View all 10 references

Juvisync (simvastatin / sitagliptin) drug interactions

There are 495 drug interactions with Juvisync (simvastatin / sitagliptin)

Juvisync (simvastatin / sitagliptin) disease interactions

There are 8 disease interactions with Juvisync (simvastatin / sitagliptin) which include:

Drug Interaction Classification

These classifications are only a guideline. The relevance of a particular drug interaction to a specific individual is difficult to determine. Always consult your healthcare provider before starting or stopping any medication.
Major Highly clinically significant. Avoid combinations; the risk of the interaction outweighs the benefit.
Moderate Moderately clinically significant. Usually avoid combinations; use it only under special circumstances.
Minor Minimally clinically significant. Minimize risk; assess risk and consider an alternative drug, take steps to circumvent the interaction risk and/or institute a monitoring plan.
Unknown No interaction information available.

Further information
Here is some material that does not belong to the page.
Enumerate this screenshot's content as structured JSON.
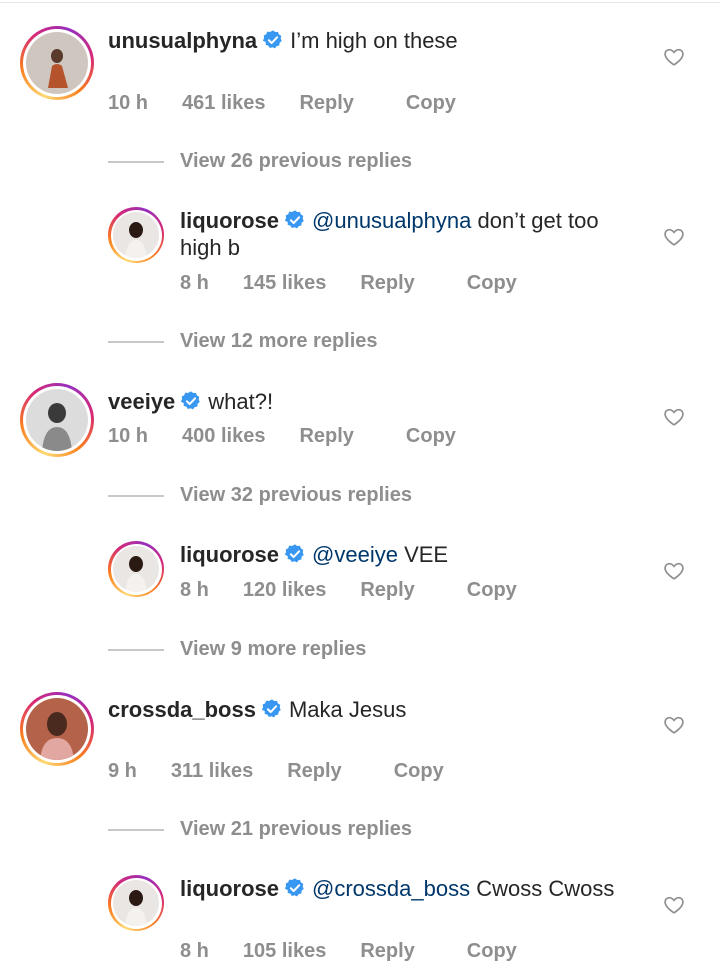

Always consult your healthcare provider to ensure the information displayed on this page applies to your personal circumstances.